In Fortnite, it causes a few very specific issues with building. In a box fight, taking a wall can decide everything. Often the wall simply goes to whoever has the higher ping. Your reaction speed may be faster, but if it isn’t communicated to Epic games’ server before your opponent, you’re going to lose.
Can You Play Competitive Far Away from a Server?
Those are some factors where the Fortnite servers can really impact the game. Is it possible to play Fortnite from a faraway server though? It still is. Even at a competitive level.
High-level internet connections can get around the server distance problem. Obviously being close with a good ethernet connection is better, but you’re still going to be ahead of a lot of people you run into.
While Epic’s main FNCS tournaments are internet-based, there’s an increasing number of LANs. There, ping has no relevancy. Players might have to put up with some problems from server distance at normal FNCS tournaments, but if they can manage it then it ceases to be a problem at the big end of year invitationals.

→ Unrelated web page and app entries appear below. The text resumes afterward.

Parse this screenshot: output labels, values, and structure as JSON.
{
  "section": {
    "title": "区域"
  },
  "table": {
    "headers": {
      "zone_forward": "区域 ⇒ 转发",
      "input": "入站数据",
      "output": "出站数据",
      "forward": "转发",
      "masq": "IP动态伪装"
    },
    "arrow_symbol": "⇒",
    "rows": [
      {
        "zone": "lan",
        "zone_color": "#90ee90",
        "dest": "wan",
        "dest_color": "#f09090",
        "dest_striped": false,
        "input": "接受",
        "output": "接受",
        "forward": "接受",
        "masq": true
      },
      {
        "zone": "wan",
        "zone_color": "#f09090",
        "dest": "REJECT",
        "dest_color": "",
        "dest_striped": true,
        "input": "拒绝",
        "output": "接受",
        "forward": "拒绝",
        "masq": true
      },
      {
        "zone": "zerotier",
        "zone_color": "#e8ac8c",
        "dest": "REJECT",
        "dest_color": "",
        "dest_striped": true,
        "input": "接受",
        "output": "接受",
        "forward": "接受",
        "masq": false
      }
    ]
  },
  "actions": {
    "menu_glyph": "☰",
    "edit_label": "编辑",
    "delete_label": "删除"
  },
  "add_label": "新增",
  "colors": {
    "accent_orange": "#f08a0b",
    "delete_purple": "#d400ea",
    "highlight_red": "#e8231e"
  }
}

The location of the Fortnite servers is also liable to change. US pros found this out the hard way with the introduction of NA Central. Moving to be closer to a server is almost inviting Epic to take some revenge! While it can be frustrating to be far away from the Fortnite servers, its impact is ultimately manageable. With a decent internet connection, set-up, and the best Fortnite settings, you can make the most out of your connection. Unless your ping is sky-high, then it is actually pretty hard to get much done. Those are rare cases though. Most players have nothing to fear from a bit of server distance.